### [Work item]
Please return all lines from the records below that include the string "HelloWorld".

*** Opening Data records ***

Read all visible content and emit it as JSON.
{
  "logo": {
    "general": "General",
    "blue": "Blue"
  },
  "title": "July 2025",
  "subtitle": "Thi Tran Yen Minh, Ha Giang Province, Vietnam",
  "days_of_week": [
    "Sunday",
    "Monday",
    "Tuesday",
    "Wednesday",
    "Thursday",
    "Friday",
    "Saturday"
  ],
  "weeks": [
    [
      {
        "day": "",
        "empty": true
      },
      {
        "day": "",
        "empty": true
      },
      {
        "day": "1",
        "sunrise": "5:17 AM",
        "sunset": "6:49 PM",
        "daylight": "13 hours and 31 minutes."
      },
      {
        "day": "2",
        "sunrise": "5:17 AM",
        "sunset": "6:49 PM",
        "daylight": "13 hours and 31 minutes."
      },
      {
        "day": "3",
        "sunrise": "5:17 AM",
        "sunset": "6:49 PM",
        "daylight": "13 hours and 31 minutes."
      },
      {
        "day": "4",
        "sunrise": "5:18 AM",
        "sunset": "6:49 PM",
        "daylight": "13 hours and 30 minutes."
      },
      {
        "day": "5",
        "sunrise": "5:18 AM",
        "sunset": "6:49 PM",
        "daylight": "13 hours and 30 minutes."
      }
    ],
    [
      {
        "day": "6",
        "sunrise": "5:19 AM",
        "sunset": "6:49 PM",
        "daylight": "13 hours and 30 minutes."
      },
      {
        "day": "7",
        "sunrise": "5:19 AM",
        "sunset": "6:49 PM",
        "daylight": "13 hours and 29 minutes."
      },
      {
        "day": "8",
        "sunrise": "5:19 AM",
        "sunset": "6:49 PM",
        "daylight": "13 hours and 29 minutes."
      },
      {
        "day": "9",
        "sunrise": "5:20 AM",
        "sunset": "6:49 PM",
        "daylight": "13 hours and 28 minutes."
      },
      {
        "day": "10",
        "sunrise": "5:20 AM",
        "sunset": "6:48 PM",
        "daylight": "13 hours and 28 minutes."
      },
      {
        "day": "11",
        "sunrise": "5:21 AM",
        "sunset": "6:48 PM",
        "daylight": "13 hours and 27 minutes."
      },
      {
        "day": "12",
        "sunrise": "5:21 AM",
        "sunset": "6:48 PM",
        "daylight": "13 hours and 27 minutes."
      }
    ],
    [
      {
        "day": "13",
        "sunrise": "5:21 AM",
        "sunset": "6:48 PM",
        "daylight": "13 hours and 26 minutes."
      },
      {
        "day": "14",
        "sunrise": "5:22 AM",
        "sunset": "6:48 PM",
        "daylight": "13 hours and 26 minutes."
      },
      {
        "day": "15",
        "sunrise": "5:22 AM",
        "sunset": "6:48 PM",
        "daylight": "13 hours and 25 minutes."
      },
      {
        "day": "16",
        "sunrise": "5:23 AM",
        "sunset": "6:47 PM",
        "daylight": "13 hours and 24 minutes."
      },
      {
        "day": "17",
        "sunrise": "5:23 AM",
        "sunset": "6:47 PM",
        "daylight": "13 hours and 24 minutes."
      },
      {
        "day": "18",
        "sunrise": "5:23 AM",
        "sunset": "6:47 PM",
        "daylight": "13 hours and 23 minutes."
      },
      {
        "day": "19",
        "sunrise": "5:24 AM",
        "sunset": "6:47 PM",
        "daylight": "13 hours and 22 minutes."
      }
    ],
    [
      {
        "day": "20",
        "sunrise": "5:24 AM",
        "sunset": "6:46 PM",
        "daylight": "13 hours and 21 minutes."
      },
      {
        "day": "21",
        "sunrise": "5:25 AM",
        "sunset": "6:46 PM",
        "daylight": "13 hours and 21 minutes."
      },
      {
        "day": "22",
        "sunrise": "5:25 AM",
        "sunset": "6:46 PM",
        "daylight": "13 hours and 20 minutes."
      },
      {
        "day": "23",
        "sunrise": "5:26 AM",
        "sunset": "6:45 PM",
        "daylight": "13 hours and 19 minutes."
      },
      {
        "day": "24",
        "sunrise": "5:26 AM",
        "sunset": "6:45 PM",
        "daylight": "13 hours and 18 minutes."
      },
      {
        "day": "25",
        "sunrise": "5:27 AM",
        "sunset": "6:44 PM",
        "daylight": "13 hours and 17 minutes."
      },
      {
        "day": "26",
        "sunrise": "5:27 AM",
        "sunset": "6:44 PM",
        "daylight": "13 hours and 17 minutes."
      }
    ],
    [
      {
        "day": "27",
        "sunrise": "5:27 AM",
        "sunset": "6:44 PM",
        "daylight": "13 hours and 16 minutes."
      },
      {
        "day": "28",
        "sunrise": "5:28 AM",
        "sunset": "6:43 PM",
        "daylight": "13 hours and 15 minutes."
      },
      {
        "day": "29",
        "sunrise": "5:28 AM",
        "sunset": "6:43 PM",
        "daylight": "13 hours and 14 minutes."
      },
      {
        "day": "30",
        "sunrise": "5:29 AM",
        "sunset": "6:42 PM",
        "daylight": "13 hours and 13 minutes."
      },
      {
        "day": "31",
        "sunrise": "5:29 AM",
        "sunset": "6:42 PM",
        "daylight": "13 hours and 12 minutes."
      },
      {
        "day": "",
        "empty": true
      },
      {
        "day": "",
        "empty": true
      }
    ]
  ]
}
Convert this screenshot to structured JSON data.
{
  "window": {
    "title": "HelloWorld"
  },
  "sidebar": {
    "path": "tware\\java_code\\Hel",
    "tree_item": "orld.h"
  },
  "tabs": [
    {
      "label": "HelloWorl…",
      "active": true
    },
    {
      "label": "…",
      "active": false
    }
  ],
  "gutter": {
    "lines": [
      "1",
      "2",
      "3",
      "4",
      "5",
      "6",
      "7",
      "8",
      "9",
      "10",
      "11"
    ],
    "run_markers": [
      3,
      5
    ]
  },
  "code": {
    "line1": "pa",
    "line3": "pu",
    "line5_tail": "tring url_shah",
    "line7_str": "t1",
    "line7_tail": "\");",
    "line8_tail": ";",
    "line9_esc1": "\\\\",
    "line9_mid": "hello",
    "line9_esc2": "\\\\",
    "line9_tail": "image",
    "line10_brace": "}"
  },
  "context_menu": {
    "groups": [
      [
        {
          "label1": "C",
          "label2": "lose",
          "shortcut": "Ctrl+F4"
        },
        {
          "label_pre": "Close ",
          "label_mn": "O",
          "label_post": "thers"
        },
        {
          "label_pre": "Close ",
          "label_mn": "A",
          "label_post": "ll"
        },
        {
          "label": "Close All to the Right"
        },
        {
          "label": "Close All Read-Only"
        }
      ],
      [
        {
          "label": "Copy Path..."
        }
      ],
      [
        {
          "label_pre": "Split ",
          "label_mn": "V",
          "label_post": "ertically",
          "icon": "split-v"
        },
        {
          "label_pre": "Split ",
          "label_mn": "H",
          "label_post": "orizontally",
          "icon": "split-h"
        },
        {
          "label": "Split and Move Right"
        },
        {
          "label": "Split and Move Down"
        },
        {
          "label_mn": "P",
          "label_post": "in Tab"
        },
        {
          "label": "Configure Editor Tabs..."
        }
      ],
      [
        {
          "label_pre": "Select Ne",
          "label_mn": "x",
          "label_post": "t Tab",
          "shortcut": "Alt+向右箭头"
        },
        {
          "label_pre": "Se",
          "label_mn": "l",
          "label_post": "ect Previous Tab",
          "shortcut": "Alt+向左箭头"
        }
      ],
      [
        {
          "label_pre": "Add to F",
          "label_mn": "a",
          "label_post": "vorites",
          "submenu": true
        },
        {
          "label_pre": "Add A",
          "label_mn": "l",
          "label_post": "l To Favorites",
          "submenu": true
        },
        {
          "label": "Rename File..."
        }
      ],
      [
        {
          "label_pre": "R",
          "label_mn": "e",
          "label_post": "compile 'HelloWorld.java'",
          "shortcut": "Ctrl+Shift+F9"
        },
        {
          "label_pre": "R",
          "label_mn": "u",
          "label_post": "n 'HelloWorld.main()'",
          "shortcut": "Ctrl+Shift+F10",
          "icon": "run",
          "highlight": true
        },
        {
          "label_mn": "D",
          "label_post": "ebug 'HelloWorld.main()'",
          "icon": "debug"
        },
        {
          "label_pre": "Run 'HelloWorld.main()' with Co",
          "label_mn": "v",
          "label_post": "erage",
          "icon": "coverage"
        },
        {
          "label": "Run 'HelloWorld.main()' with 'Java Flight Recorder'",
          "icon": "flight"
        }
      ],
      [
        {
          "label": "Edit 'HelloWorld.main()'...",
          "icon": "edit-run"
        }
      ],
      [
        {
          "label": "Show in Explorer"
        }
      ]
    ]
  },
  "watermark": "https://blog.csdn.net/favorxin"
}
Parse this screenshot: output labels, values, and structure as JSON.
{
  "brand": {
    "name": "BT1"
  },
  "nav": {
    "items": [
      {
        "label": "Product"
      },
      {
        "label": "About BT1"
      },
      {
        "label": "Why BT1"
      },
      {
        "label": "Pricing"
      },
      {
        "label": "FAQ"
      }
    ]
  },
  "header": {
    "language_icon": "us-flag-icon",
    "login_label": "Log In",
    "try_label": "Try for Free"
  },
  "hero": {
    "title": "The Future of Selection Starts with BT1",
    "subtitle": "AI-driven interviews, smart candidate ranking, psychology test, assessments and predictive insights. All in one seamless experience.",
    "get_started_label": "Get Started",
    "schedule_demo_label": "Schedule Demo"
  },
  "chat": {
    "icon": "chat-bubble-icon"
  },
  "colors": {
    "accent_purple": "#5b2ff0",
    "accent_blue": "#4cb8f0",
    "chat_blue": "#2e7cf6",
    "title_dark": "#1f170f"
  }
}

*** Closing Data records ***

### [Answer to the problem]
    "title": "HelloWorld"
          "label_post": "compile 'HelloWorld.java'",
          "label_post": "n 'HelloWorld.main()'",
          "label_post": "ebug 'HelloWorld.main()'",
          "label_pre": "Run 'HelloWorld.main()' with Co",
          "label": "Run 'HelloWorld.main()' with 'Java Flight Recorder'",
          "label": "Edit 'HelloWorld.main()'...",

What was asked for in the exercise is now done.